━━━━━ TASK INPUT

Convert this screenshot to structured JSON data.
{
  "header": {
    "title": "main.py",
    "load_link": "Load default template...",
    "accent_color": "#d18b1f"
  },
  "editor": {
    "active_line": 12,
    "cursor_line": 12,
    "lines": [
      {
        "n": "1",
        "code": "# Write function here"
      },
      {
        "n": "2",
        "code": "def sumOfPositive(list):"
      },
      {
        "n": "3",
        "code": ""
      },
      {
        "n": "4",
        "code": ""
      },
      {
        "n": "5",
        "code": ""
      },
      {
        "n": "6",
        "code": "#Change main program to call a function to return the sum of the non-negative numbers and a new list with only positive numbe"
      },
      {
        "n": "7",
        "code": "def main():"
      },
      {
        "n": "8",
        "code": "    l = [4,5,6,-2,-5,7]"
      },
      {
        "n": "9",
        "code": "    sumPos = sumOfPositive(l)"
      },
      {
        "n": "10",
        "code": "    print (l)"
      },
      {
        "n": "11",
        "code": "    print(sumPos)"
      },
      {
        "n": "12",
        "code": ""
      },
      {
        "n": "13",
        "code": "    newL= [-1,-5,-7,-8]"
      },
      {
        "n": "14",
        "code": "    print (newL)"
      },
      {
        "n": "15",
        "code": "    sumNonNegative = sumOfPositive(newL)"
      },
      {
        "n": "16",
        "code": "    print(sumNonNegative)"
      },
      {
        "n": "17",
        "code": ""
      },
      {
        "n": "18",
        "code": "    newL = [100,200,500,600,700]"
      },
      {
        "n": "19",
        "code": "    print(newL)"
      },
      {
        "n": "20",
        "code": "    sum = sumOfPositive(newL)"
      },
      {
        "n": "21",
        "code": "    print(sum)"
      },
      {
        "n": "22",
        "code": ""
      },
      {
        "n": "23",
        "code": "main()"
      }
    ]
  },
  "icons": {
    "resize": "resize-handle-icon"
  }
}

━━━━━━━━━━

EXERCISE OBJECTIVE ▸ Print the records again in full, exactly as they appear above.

TASK ANSWER ▸
Convert this screenshot to structured JSON data.
{
  "header": {
    "title": "main.py",
    "load_link": "Load default template...",
    "accent_color": "#d18b1f"
  },
  "editor": {
    "active_line": 12,
    "cursor_line": 12,
    "lines": [
      {
        "n": "1",
        "code": "# Write function here"
      },
      {
        "n": "2",
        "code": "def sumOfPositive(list):"
      },
      {
        "n": "3",
        "code": ""
      },
      {
        "n": "4",
        "code": ""
      },
      {
        "n": "5",
        "code": ""
      },
      {
        "n": "6",
        "code": "#Change main program to call a function to return the sum of the non-negative numbers and a new list with only positive numbe"
      },
      {
        "n": "7",
        "code": "def main():"
      },
      {
        "n": "8",
        "code": "    l = [4,5,6,-2,-5,7]"
      },
      {
        "n": "9",
        "code": "    sumPos = sumOfPositive(l)"
      },
      {
        "n": "10",
        "code": "    print (l)"
      },
      {
        "n": "11",
        "code": "    print(sumPos)"
      },
      {
        "n": "12",
        "code": ""
      },
      {
        "n": "13",
        "code": "    newL= [-1,-5,-7,-8]"
      },
      {
        "n": "14",
        "code": "    print (newL)"
      },
      {
        "n": "15",
        "code": "    sumNonNegative = sumOfPositive(newL)"
      },
      {
        "n": "16",
        "code": "    print(sumNonNegative)"
      },
      {
        "n": "17",
        "code": ""
      },
      {
        "n": "18",
        "code": "    newL = [100,200,500,600,700]"
      },
      {
        "n": "19",
        "code": "    print(newL)"
      },
      {
        "n": "20",
        "code": "    sum = sumOfPositive(newL)"
      },
      {
        "n": "21",
        "code": "    print(sum)"
      },
      {
        "n": "22",
        "code": ""
      },
      {
        "n": "23",
        "code": "main()"
      }
    ]
  },
  "icons": {
    "resize": "resize-handle-icon"
  }
}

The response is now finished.